This was no less true when, earlier this week, the Stockton Slap specialist made an appearance on “UFC Tonight.” Sitting alongside fellow “Ultimate Fighter” alums Kenny Florian and Michael Bisping, Diaz detailed his comfort with being a moneyweight fighter simply looking for the biggest possible fights. When asked whether those fights would be for a title, Diaz brushed it off in a vintage soundbyte: “I think that title thing’s a fairytale, man.”
First off, you have to love the fact that Diaz said that to Florian, who had three failed attempts to win a UFC title, and Bisping, who has always knocked at the championship door but has never been invited inside to try his hand. Yet Diaz knows what he’s talking about; once upon a time he, too, had a title shot, and he was handily defeated by Benson Henderson. Diaz made $50,000 for that fight, half of what he made in his next four fights combined. Against Conor McGregor, he earned more than four times the amount of those five fights put together. There was no title or title shot on the line.
It’s easy to brush off Diaz’ claim as that of a jilted ex-lover, that since he wasn’t able to secure the title when he had his shot, he’s devaluing it now as a defense mechanism. Maybe so, but I’m more inclined to believe that even if he won the lightweight title, it would not have significantly changed his attitude -- unless it significantly changed his bank balance first.
The fact of the matter is that Diaz is right. Championship titles are fairy tales or at least have a lot more in common with each other than most people like to think.
The history of champions itself is a story that spans years of the sport. Looking back at the lineage of champions -- say, from Pat Miletich to Robbie Lawler -- is to look back at the story of MMA’s growth. Like a penciled-in mark on the wall, we can see where we started and where we are now and then fill in the spaces between with the evolution of skill, technique and athleticism that MMA has undergone in that time. Sure, belts are also indicative of who was the best fighter at a given weight and at a given time, but each new champion is essentially a new chapter in the MMA narrative. We find these things interesting because humans are inherently creatures of storytelling.

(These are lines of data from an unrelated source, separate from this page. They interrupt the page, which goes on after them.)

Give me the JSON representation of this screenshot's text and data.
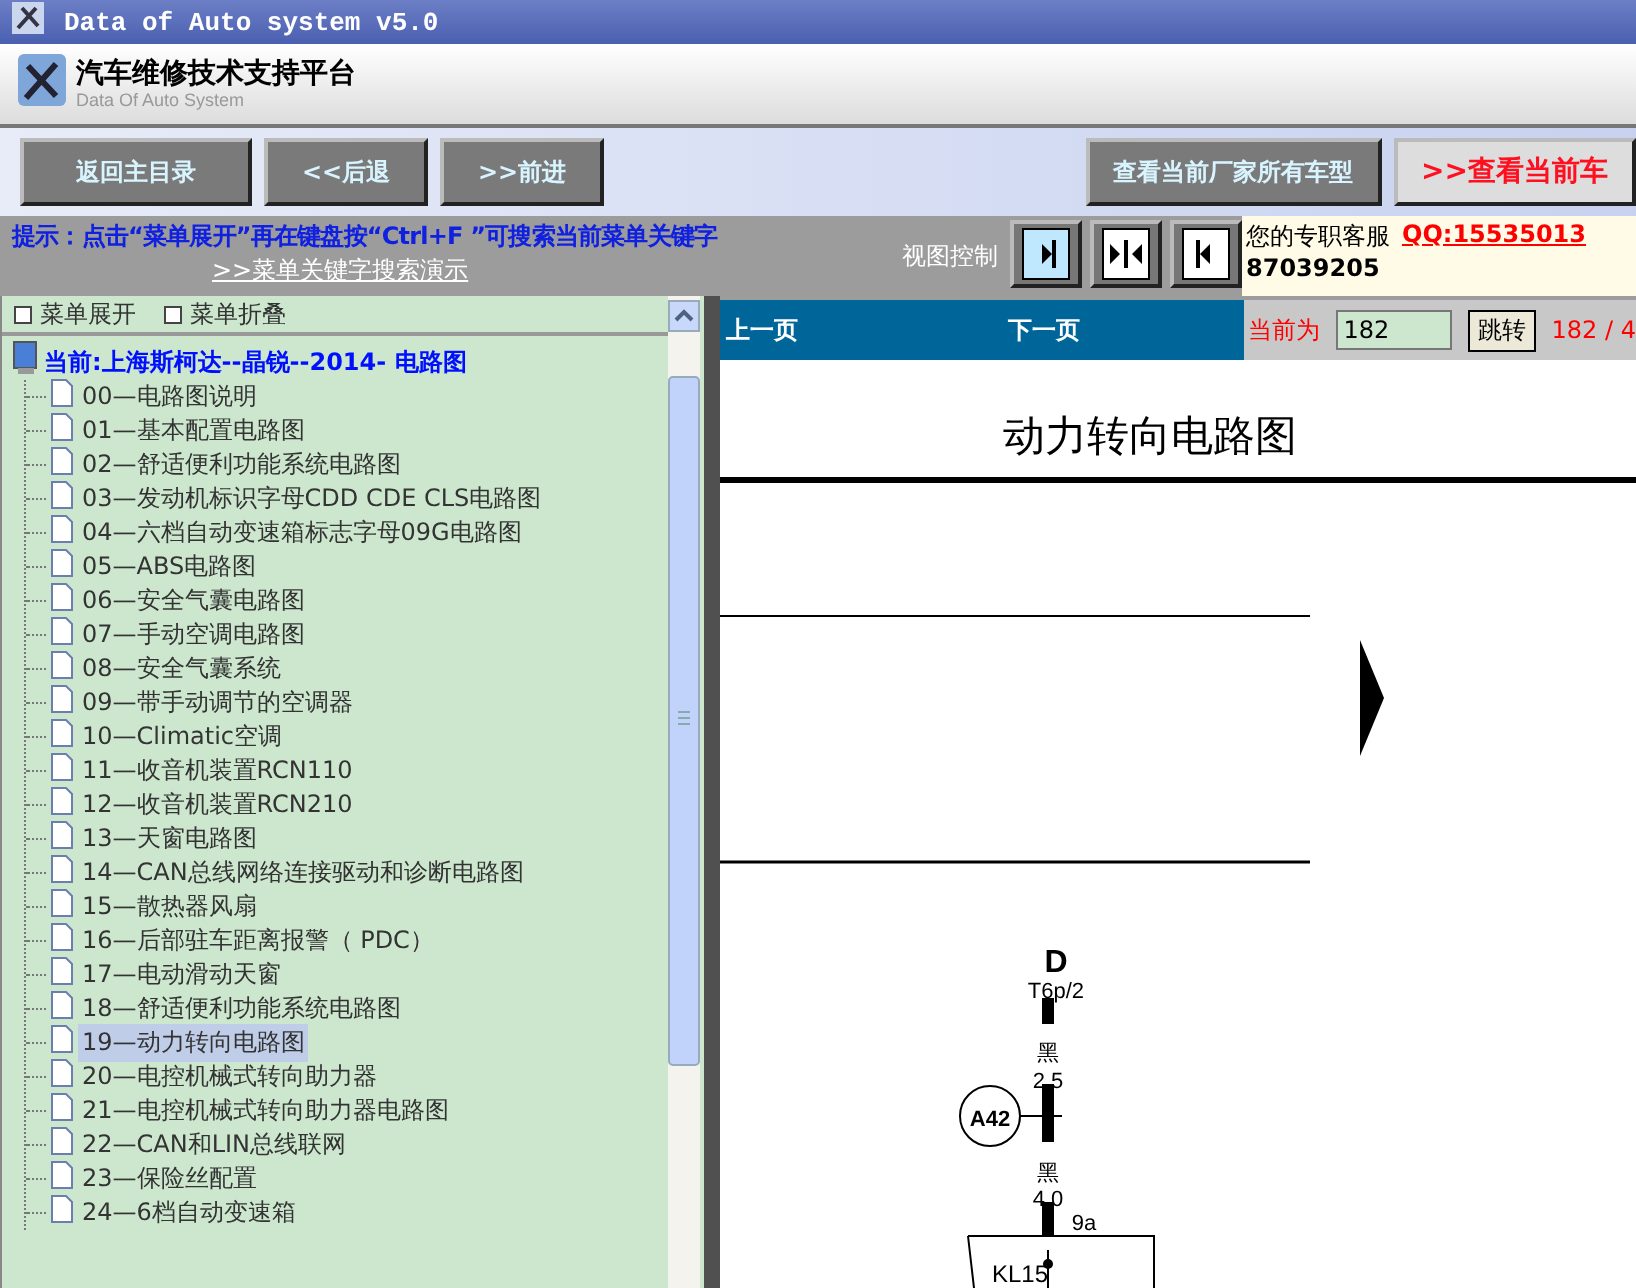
{
  "window": {
    "title": "Data of Auto system v5.0"
  },
  "header": {
    "title": "汽车维修技术支持平台",
    "subtitle": "Data Of Auto System"
  },
  "toolbar": {
    "left_buttons": [
      "返回主目录",
      "<<后退",
      ">>前进"
    ],
    "right_buttons": [
      {
        "label": "查看当前厂家所有车型",
        "kind": "normal"
      },
      {
        "label": ">>查看当前车",
        "kind": "highlight"
      }
    ]
  },
  "hint": {
    "text": "提示：点击“菜单展开”再在键盘按“Ctrl+F ”可搜索当前菜单关键字",
    "link": ">>菜单关键字搜索演示",
    "view_label": "视图控制",
    "view_buttons": [
      {
        "kind": "right",
        "selected": true
      },
      {
        "kind": "both",
        "selected": false
      },
      {
        "kind": "left",
        "selected": false
      }
    ]
  },
  "support": {
    "label": "您的专职客服",
    "qq": "QQ:15535013",
    "number": "87039205"
  },
  "menu_controls": [
    "菜单展开",
    "菜单折叠"
  ],
  "tree": {
    "root": "当前:上海斯柯达--晶锐--2014- 电路图",
    "items": [
      {
        "label": "00—电路图说明",
        "selected": false
      },
      {
        "label": "01—基本配置电路图",
        "selected": false
      },
      {
        "label": "02—舒适便利功能系统电路图",
        "selected": false
      },
      {
        "label": "03—发动机标识字母CDD CDE CLS电路图",
        "selected": false
      },
      {
        "label": "04—六档自动变速箱标志字母09G电路图",
        "selected": false
      },
      {
        "label": "05—ABS电路图",
        "selected": false
      },
      {
        "label": "06—安全气囊电路图",
        "selected": false
      },
      {
        "label": "07—手动空调电路图",
        "selected": false
      },
      {
        "label": "08—安全气囊系统",
        "selected": false
      },
      {
        "label": "09—带手动调节的空调器",
        "selected": false
      },
      {
        "label": "10—Climatic空调",
        "selected": false
      },
      {
        "label": "11—收音机装置RCN110",
        "selected": false
      },
      {
        "label": "12—收音机装置RCN210",
        "selected": false
      },
      {
        "label": "13—天窗电路图",
        "selected": false
      },
      {
        "label": "14—CAN总线网络连接驱动和诊断电路图",
        "selected": false
      },
      {
        "label": "15—散热器风扇",
        "selected": false
      },
      {
        "label": "16—后部驻车距离报警（ PDC）",
        "selected": false
      },
      {
        "label": "17—电动滑动天窗",
        "selected": false
      },
      {
        "label": "18—舒适便利功能系统电路图",
        "selected": false
      },
      {
        "label": "19—动力转向电路图",
        "selected": true
      },
      {
        "label": "20—电控机械式转向助力器",
        "selected": false
      },
      {
        "label": "21—电控机械式转向助力器电路图",
        "selected": false
      },
      {
        "label": "22—CAN和LIN总线联网",
        "selected": false
      },
      {
        "label": "23—保险丝配置",
        "selected": false
      },
      {
        "label": "24—6档自动变速箱",
        "selected": false
      }
    ]
  },
  "pager": {
    "prev": "上一页",
    "next": "下一页",
    "current_label": "当前为",
    "page_value": "182",
    "jump": "跳转",
    "count": "182 / 4"
  },
  "document": {
    "title": "动力转向电路图",
    "diagram_labels": [
      "D",
      "T6p/2",
      "黑",
      "2.5",
      "A42",
      "黑",
      "4.0",
      "9a",
      "KL15"
    ]
  }
}
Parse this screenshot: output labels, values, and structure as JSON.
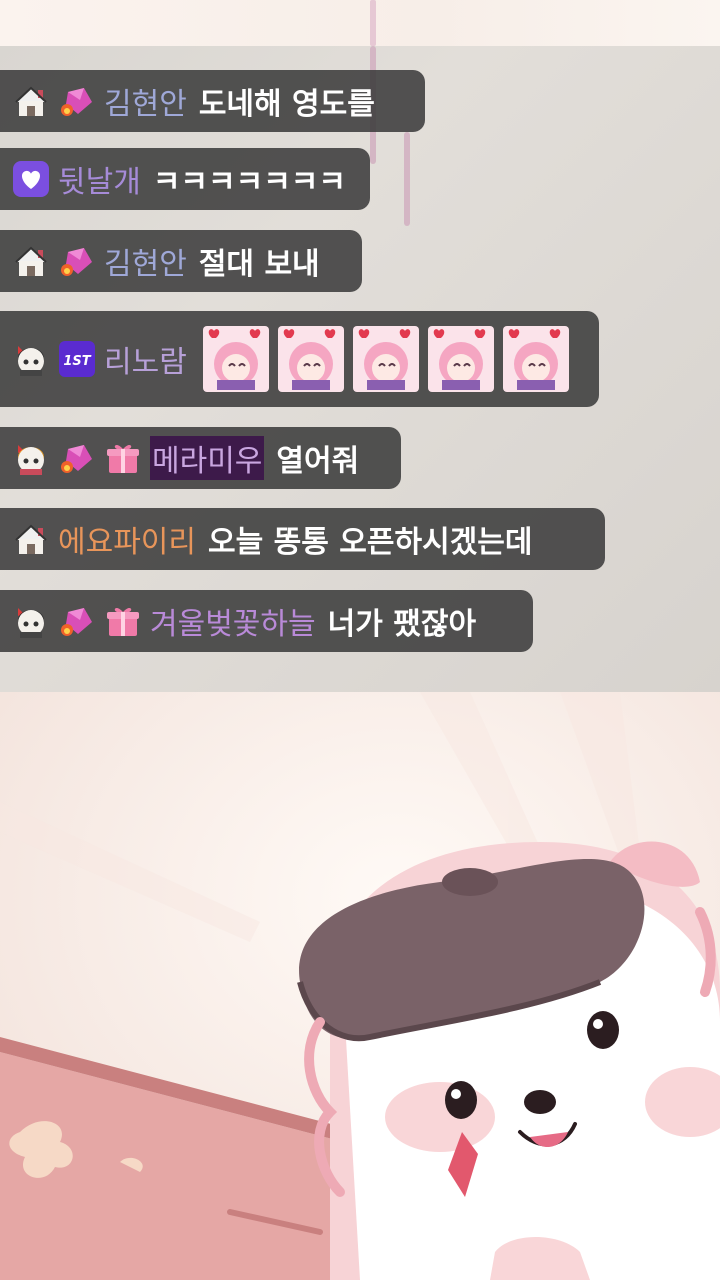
{
  "chat": {
    "messages": [
      {
        "badges": [
          "house-badge",
          "pink-gem-badge"
        ],
        "nick": "김현안",
        "nick_color": "#9fa8d8",
        "text": "도네해 영도를"
      },
      {
        "badges": [
          "purple-heart-badge"
        ],
        "nick": "뒷날개",
        "nick_color": "#a68bd8",
        "text": "ㅋㅋㅋㅋㅋㅋㅋ"
      },
      {
        "badges": [
          "house-badge",
          "pink-gem-badge"
        ],
        "nick": "김현안",
        "nick_color": "#9fa8d8",
        "text": "절대 보내"
      },
      {
        "badges": [
          "panda-badge",
          "1st-badge"
        ],
        "nick": "리노람",
        "nick_color": "#b7a0d8",
        "emote_count": 5
      },
      {
        "badges": [
          "panda-badge",
          "pink-gem-badge",
          "gift-badge"
        ],
        "nick": "메라미우",
        "nick_color": "#c9a6e0",
        "highlighted": true,
        "text": "열어줘"
      },
      {
        "badges": [
          "house-badge"
        ],
        "nick": "에요파이리",
        "nick_color": "#e8955a",
        "text": "오늘 똥통 오픈하시겠는데"
      },
      {
        "badges": [
          "panda-badge",
          "pink-gem-badge",
          "gift-badge"
        ],
        "nick": "겨울벚꽃하늘",
        "nick_color": "#b98ad8",
        "text": "너가 팼잖아"
      }
    ],
    "first_badge_text": "1ST"
  },
  "colors": {
    "chat_bubble_bg": "#3c3c3c",
    "chat_panel_bg": "#dcd8d3",
    "stream_bg": "#f8eee8",
    "hat": "#7a6268",
    "board": "#e5a7a5"
  }
}
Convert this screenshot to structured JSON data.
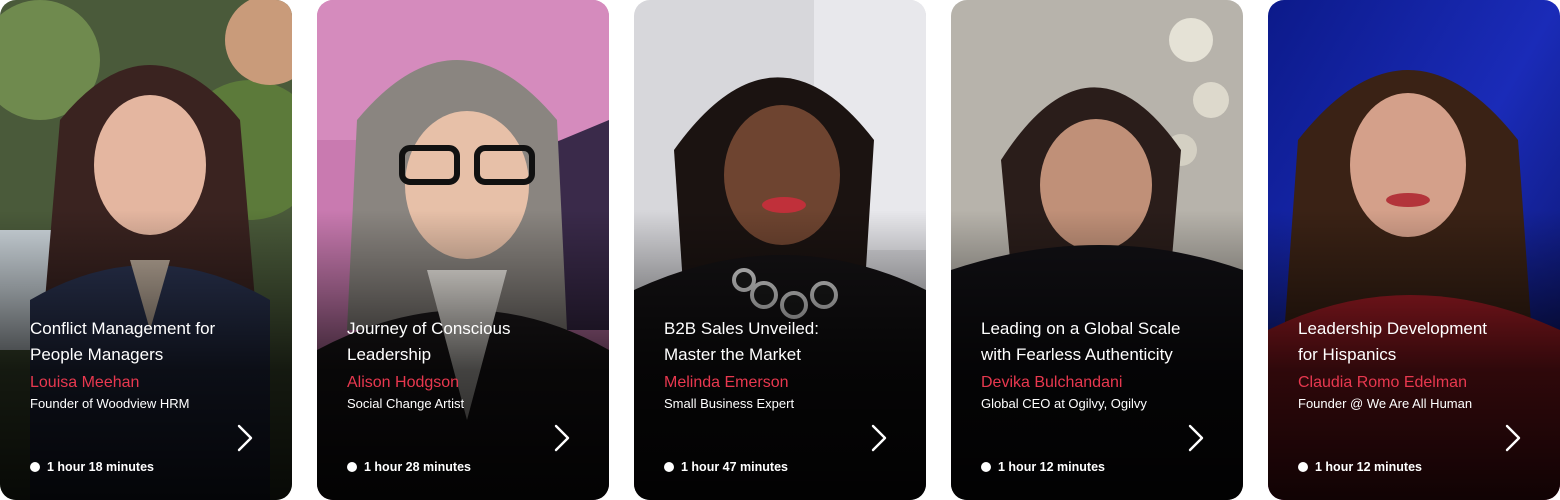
{
  "courses": [
    {
      "title": "Conflict Management for\nPeople Managers",
      "speaker": "Louisa Meehan",
      "role": "Founder of Woodview HRM",
      "duration": "1 hour 18 minutes",
      "icon": "chevron-right-icon"
    },
    {
      "title": "Journey of Conscious\nLeadership",
      "speaker": "Alison Hodgson",
      "role": "Social Change Artist",
      "duration": "1 hour 28 minutes",
      "icon": "chevron-right-icon"
    },
    {
      "title": "B2B Sales Unveiled:\nMaster the Market",
      "speaker": "Melinda Emerson",
      "role": "Small Business Expert",
      "duration": "1 hour 47 minutes",
      "icon": "chevron-right-icon"
    },
    {
      "title": "Leading on a Global Scale\nwith Fearless Authenticity",
      "speaker": "Devika Bulchandani",
      "role": "Global CEO at Ogilvy, Ogilvy",
      "duration": "1 hour 12 minutes",
      "icon": "chevron-right-icon"
    },
    {
      "title": "Leadership Development\nfor  Hispanics",
      "speaker": "Claudia Romo Edelman",
      "role": "Founder @ We Are All Human",
      "duration": "1 hour 12 minutes",
      "icon": "chevron-right-icon"
    }
  ],
  "colors": {
    "speaker_accent": "#e8384f",
    "text": "#ffffff"
  }
}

Beyond that, though, is the reality that titles -- or at least title shots -- are not always reflections of merit. More than anything, narratives drive the championship pictures. A good story moves the proverbial needle more than a deserving contender begging for a title shot in a post-fight interview ever can. Hence the multitude of rematches that clog up championships for prolonged periods of time; it’s easier to drum up interest where there’s existing narrative material than it is to start a new story from scratch.
Think of it like this: What is the most overused narrative hook in UFC history? Probably something along these lines: “These guys really don’t like each other.” It is a tried-and-true angle for a reason. Grudge matches connect with us on a deeper level than the mere aesthetic of talent. We endow each strike with malice and ill-intent, even if they are demonstrably no different than they ever were before, because we can relate to those feelings. Stories build emotions, and unlike technical appreciation of MMA craft, everyone understands emotions.
When it’s not even remotely possible to stir up animosity -- or, more likely, the appearance of animosity -- simply make it a battle of nationalism. For instance, consider the middleweight title fight between Chris Weidman and Lyoto Machida. Two exceptional fighters with exceptionally little charisma somehow became the faces of a comically contrived United States vs. Brazil showdown. Creating a home-team sentiment is a whole lot easier to sell than this: “These guys really have dedicated a lot of time to becoming excellent fighters, so let’s take a deeper look at their game.”
Whether or not these advertising angles are authentic is beside the point. Having been a professional fighter since his teenage years, Diaz has figured out that being good isn’t always good enough. Fighters have to be willing and able to partake in the kayfabe leading up to the fight. Participating in the entertainment charade is as important a skill as a crisp jab when it comes to getting paid.
That’s why we (allegedly) have the otherwise head-scratching Diaz-McGregor rematch. It warrants no analysis to say this is an existentially meaningless fight when it comes to rankings and titles. However, there are storytelling elements woven into it already, tales of revenge and validation. Plus, it will be a hell of a fun fight, which we also know from the first match.
Professional fighting may be as real as it gets, but Diaz is still justified in calling the hierarchical process in the UFC what it is: a fairytale. He is even more justified in paying it no mind in order to chase the biggest fights and the biggest paydays possible. After all, when you make a living getting punched in the face, stacks of cash make it much, much easier to live happily ever after.
Hailing from Kailua, Hawai’i, Eric Stinton has been contributing to Sherdog since 2014. He received his BFA in Creative Writing from Chapman University and graduate degree in Special Education from University of Hawai’i. He is an occasional columnist for Honolulu Civil Beat, and his work has also appeared in The Classical. You can find his writing at ericstinton.com. He currently lives in Seoul with his fiancé and dachshund.